──────── WORKING DATA

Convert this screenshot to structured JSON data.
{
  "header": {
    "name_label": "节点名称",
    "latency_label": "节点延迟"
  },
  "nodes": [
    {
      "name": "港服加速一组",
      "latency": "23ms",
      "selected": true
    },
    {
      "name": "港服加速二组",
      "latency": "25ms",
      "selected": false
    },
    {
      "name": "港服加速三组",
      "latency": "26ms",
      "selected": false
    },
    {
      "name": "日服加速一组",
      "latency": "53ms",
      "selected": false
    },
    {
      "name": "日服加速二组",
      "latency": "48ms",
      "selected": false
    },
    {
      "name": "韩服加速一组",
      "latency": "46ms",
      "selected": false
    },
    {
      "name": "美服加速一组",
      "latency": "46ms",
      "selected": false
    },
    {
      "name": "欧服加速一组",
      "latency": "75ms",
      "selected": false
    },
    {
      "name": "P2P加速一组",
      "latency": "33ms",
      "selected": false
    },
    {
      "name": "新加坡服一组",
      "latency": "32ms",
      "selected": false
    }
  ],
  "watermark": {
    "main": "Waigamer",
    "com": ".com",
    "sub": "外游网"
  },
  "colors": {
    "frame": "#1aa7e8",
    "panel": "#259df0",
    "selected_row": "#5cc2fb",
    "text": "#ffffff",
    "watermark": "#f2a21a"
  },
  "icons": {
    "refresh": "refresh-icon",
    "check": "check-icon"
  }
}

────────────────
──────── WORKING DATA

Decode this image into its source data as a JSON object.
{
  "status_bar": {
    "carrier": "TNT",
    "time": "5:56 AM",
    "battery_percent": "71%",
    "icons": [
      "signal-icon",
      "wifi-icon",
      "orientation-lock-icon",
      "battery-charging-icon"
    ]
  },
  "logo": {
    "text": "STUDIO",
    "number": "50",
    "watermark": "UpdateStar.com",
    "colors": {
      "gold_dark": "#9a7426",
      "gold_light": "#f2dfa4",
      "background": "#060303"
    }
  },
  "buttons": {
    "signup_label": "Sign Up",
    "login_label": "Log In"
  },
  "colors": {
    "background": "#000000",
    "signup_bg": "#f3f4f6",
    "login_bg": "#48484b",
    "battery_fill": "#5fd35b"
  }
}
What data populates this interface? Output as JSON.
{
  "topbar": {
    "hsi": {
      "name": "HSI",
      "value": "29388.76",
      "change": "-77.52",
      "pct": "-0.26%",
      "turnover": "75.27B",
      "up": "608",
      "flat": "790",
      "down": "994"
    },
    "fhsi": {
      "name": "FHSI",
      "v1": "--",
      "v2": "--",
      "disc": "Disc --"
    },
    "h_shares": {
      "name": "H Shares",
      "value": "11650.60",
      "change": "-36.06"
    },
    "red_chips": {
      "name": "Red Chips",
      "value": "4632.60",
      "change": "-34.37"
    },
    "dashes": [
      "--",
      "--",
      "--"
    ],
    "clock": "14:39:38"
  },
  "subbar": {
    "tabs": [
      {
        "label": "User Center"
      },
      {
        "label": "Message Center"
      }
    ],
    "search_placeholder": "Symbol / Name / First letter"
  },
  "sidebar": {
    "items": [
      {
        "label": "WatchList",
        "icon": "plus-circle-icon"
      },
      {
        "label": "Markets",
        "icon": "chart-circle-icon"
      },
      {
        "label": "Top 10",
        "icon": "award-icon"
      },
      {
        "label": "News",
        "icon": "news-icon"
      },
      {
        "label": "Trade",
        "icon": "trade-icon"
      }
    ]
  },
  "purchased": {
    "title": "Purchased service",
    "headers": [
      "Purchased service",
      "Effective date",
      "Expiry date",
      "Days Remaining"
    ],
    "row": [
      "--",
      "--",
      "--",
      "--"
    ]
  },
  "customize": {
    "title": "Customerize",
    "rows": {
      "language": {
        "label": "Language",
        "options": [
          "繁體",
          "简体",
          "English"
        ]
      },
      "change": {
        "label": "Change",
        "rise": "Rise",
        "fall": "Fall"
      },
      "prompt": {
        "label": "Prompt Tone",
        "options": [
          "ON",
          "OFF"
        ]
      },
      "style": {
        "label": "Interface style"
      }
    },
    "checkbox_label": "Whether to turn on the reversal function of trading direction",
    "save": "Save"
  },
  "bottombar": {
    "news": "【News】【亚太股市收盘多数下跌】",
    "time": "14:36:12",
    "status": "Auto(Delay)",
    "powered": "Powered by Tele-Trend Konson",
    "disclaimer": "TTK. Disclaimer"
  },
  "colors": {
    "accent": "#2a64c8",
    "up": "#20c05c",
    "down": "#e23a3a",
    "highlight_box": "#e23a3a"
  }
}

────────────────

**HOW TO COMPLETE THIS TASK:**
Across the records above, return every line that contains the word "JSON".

**EXERCISE RESPONSE:**
Convert this screenshot to structured JSON data.
Decode this image into its source data as a JSON object.
What data populates this interface? Output as JSON.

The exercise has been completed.